Thus the one-and-a-half-star rating on Amazon.
#3. Watching TV Will Require Waving Your Arms and Shouting at Your Screen
Microsoft stated that their goal was to make the Xbox One a "single device to provide all of your entertainment." As such, the console will let you watch live TV (oh, you'll still need your current cable box, too) and use state-of-the-art technology to overlay a never-before-seen feature called a "guide" that lets you see what's playing on each channel.
Which before now science had declared impossible.
To control all of this, every Xbox One will now come with a Kinect, the gadget that lets you control the device with hand motions and voice commands. That's why the game console requires the Kinect to be on (with its camera watching you) at all times.
"I'll have seen a million cocks within the first hour."
Now, instead of the incredibly laborious process of pushing your thumb down an eighth of an inch to press a TV remote button, you can use your hand to swipe through menus using a "smacking that ass" motion:
Or you can simply say "watch Game of Thrones" and it will switch to that show. That is, until somebody else on the sofa says, "Hey, did you watch the Ryan Lochte show last week?" at which point the system will presumably detect the "watch Ryan Lochte" command in the middle of that sentence and change the channel. If you are playing a video game, the system will flip to TV with the simple voice command "go to TV" -- before now, this was an impossibly convoluted process that required you to climb onto your roof and re-route several cables.
EDIT: I have been told that actually you can do this now just by pushing the "input" button on your remote control.

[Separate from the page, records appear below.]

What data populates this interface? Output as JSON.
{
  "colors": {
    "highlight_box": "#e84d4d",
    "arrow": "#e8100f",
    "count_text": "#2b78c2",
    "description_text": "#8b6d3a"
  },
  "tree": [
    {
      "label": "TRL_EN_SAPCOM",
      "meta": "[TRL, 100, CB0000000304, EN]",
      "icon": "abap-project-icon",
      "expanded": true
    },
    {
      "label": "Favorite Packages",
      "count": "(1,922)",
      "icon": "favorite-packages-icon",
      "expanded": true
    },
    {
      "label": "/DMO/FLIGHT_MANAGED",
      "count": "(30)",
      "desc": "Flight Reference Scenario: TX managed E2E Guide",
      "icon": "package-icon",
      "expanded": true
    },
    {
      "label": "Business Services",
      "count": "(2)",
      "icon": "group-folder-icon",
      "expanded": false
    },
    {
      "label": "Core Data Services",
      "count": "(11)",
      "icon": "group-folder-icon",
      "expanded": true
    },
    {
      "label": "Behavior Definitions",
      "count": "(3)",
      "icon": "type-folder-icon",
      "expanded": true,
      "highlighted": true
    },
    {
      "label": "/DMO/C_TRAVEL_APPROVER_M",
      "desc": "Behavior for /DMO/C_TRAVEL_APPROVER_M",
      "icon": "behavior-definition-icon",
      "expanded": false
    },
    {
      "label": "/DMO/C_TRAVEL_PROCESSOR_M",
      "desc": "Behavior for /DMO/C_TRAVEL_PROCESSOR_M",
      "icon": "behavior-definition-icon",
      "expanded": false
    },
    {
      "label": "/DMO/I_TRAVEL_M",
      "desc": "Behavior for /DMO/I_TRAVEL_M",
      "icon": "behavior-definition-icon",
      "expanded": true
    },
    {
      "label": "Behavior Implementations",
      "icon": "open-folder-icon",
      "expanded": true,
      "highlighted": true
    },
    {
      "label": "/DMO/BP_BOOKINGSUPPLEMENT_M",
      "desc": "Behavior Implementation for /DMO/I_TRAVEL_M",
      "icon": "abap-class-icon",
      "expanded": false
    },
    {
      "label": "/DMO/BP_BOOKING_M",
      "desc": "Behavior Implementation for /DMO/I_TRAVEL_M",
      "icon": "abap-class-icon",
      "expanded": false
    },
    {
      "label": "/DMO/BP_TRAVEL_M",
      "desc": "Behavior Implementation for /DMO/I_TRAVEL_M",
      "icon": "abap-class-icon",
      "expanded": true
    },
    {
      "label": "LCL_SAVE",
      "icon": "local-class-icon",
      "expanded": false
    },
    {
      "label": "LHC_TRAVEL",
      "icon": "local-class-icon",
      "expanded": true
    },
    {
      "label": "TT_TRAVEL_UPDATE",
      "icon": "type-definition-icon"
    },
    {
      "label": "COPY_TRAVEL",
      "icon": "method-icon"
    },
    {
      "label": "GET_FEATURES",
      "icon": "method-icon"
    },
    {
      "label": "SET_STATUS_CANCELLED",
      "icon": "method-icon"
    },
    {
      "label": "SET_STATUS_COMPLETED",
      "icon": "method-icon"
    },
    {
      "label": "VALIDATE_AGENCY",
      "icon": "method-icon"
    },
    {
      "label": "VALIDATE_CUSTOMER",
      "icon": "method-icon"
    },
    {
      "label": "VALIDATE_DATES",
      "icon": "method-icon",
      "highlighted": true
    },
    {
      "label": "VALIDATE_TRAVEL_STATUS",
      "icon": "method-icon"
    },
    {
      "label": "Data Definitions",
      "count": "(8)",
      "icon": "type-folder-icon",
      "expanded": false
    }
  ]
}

Of course, you will presumably only be able to watch TV up until the point where someone else in the room says a phrase that sounds like "go to game." That's not a criticism of the system's voice controls -- they may be very good. It's just pointing out that the Kinect is not yet a mind reader (although it can detect your heartbeat).
#2. The World Is About to Be Full of Bad Video Game TV Show Adaptations
Quick: What's the worst part of video games? Playing them, right? What's the best part? The story and voice acting, of course. So clearly the next step in the evolution of the medium is to just strip it down to the latter.
So, about 40 minutes into the presentation, we heard from former president of CBS Studios Nancy Tellem, who said Microsoft would be developing TV shows for the console (the first being a Halo series) and that she would bring to them the same edge and innovation she brought to CBS with shows like, and I quote, "the CSI franchise and Survivor." Also, Steven Spielberg will be involved somehow, so there's that.
#1. You and Your Friends Can Accidentally Watch Each Other Masturbate
As we mentioned, the Kinect will always be on, and it will have a high-definition camera that lets it see everything that is happening in the room in front of it, at all times. The implementation Microsoft seemed most proud of was Skype, which would let people call you and plant their big stupid face right onto your screen while you're trying to watch a movie (the example they used was breaking into your friend's football game to taunt him about it):
So ... you can call people with voice commands, and you will always be on camera. Which means you'd better hope that in the throes of sofa sex you don't shout anything that sounds like "call Grandma."
Anyway, if you don't have time to watch the conference video, somebody on YouTube boiled it down to its essence: